A line belongs in the answer if it contains "الرحمن"; copy every such line from the entries below.
───── Supplied data
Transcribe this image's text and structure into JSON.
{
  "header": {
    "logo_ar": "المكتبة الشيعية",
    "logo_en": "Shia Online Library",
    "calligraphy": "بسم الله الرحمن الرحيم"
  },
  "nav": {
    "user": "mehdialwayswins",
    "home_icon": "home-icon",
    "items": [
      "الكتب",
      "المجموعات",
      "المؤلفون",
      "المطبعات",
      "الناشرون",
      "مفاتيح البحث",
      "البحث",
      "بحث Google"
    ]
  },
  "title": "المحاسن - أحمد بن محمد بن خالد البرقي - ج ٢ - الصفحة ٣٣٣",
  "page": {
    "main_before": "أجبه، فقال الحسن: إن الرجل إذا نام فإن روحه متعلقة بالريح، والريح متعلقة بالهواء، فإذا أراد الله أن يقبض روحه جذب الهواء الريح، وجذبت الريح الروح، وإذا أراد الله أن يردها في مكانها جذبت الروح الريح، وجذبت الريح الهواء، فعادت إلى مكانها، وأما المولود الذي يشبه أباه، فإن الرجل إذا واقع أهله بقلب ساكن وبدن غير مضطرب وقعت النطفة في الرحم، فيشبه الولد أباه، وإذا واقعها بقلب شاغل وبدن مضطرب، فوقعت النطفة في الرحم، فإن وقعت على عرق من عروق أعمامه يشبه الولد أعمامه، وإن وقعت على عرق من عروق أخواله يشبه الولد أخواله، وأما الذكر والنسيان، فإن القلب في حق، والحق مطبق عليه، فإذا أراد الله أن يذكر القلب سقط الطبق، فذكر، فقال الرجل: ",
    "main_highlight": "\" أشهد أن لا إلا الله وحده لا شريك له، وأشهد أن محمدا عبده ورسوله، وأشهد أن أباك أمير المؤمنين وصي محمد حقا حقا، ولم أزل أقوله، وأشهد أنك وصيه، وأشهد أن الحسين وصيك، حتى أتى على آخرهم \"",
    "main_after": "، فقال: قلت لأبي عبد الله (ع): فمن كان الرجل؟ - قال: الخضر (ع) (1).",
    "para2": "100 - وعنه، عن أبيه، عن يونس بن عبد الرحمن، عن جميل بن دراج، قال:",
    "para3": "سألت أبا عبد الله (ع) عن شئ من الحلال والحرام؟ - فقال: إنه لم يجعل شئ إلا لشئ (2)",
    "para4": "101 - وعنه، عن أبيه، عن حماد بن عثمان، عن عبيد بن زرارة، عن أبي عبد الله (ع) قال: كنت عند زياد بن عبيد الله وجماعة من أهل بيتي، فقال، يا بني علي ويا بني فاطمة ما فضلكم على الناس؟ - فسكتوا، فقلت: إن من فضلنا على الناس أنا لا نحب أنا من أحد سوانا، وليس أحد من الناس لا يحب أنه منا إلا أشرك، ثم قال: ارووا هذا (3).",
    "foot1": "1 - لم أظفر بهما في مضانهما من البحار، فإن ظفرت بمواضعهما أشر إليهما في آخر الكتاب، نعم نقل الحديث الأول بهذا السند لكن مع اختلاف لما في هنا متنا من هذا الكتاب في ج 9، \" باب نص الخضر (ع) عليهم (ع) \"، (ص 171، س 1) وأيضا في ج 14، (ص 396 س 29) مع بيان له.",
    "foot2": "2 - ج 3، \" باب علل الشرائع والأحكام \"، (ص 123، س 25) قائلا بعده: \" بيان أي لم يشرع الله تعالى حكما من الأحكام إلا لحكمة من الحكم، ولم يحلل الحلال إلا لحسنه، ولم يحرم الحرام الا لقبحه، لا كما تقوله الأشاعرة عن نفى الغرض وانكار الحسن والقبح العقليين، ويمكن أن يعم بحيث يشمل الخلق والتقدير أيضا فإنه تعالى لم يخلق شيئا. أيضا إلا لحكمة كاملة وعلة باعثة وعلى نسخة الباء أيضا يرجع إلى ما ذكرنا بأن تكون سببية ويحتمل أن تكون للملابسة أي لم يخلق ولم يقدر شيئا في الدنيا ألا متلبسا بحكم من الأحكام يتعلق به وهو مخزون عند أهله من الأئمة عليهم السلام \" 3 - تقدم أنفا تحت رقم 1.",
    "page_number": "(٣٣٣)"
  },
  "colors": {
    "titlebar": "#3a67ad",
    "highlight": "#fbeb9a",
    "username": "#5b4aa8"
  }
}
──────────
■ Solution for this exercise:
    "calligraphy": "بسم الله الرحمن الرحيم"
    "para2": "100 - وعنه، عن أبيه، عن يونس بن عبد الرحمن، عن جميل بن دراج، قال:",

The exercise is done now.